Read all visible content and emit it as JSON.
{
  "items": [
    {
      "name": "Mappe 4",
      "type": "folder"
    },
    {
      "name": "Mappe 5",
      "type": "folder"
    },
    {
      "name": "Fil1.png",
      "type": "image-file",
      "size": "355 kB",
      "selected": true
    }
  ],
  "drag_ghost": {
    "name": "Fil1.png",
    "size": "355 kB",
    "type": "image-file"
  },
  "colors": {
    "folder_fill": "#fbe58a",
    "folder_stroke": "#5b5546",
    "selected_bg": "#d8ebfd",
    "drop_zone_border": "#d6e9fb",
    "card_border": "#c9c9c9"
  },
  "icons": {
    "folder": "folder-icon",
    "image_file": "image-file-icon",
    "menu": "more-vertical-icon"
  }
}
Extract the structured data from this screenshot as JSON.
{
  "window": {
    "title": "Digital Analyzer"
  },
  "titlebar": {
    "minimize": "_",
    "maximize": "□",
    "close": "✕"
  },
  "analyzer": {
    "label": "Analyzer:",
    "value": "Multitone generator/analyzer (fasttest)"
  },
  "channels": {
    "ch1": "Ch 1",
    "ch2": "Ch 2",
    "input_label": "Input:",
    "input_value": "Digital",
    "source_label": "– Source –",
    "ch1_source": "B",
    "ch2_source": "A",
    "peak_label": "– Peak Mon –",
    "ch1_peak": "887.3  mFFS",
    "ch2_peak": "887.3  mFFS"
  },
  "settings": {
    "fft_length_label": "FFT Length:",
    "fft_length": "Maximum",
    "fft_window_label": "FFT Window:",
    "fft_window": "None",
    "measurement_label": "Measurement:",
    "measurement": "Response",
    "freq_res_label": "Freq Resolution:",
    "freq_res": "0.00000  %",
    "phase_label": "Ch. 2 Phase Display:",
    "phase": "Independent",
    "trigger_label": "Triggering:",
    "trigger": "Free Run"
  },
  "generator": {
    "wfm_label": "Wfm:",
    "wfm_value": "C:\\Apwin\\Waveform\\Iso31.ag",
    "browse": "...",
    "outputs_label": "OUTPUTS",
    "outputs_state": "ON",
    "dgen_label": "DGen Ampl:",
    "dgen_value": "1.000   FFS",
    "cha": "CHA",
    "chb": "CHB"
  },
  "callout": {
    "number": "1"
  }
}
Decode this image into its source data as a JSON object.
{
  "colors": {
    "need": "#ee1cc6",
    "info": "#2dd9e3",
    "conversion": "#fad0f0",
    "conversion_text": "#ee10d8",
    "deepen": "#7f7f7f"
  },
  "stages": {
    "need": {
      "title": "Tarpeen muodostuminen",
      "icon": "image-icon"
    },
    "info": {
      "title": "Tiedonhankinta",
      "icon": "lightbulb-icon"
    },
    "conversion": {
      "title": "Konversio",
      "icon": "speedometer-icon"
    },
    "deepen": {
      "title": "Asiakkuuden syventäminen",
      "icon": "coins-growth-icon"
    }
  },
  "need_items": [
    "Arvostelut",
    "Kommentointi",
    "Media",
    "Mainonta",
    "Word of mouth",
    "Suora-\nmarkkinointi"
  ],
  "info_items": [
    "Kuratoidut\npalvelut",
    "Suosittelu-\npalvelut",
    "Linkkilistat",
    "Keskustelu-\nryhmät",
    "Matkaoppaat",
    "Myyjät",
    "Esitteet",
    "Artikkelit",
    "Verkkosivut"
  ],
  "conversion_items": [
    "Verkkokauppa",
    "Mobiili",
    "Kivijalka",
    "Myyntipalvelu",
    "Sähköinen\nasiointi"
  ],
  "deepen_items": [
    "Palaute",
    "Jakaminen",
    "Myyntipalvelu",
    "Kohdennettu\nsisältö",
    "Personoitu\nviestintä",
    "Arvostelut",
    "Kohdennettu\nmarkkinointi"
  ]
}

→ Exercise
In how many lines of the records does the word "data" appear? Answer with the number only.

→ Completed task
2